— What is required —
Give back a single figure: the number of lines in the entries below that contain "JSON".

Record excerpts Start Marker

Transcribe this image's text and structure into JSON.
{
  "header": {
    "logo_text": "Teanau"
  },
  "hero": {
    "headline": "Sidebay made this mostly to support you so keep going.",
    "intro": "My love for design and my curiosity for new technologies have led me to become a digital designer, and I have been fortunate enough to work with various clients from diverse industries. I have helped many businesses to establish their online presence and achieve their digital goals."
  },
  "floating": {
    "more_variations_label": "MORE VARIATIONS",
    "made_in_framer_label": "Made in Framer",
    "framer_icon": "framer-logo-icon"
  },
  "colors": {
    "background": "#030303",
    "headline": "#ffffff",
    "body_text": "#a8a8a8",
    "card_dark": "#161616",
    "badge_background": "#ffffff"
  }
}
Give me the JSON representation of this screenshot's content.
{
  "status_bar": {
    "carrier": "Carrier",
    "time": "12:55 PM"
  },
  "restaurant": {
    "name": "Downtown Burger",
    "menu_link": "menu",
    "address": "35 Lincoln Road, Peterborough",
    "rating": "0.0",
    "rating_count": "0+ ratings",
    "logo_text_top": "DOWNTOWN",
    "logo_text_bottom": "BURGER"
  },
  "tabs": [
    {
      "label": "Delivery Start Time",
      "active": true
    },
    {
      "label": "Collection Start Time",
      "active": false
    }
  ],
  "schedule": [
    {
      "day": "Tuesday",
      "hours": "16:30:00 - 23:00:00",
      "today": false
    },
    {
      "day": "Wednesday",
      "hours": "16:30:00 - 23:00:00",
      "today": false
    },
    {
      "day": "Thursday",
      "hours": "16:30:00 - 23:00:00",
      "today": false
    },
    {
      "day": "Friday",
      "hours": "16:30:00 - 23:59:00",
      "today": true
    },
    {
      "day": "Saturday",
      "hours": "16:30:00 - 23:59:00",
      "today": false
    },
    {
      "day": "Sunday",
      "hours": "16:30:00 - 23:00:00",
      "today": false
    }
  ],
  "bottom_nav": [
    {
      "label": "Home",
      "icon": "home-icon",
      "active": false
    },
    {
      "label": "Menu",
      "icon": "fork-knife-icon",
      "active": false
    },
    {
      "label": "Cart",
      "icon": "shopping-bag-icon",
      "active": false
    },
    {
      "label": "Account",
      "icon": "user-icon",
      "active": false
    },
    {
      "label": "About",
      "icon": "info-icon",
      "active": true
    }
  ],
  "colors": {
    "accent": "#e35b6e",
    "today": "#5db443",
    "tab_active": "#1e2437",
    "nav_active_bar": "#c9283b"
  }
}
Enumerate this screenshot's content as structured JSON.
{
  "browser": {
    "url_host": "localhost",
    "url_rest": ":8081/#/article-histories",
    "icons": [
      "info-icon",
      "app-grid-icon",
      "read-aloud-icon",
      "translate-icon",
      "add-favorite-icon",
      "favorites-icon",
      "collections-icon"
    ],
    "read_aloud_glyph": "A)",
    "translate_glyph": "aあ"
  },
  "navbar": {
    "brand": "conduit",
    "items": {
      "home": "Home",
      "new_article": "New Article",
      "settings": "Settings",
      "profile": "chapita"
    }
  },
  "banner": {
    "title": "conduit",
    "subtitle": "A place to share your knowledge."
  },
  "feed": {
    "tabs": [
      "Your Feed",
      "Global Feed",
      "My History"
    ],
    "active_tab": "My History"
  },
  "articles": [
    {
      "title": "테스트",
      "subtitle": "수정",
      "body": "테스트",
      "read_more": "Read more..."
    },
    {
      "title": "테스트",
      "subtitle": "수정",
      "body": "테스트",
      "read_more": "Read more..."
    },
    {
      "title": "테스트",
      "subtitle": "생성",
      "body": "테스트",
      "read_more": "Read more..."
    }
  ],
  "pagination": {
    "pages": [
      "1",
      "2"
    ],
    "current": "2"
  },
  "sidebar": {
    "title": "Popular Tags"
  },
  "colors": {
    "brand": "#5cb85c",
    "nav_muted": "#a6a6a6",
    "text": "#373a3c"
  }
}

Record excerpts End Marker

— Solution to the exercise —
3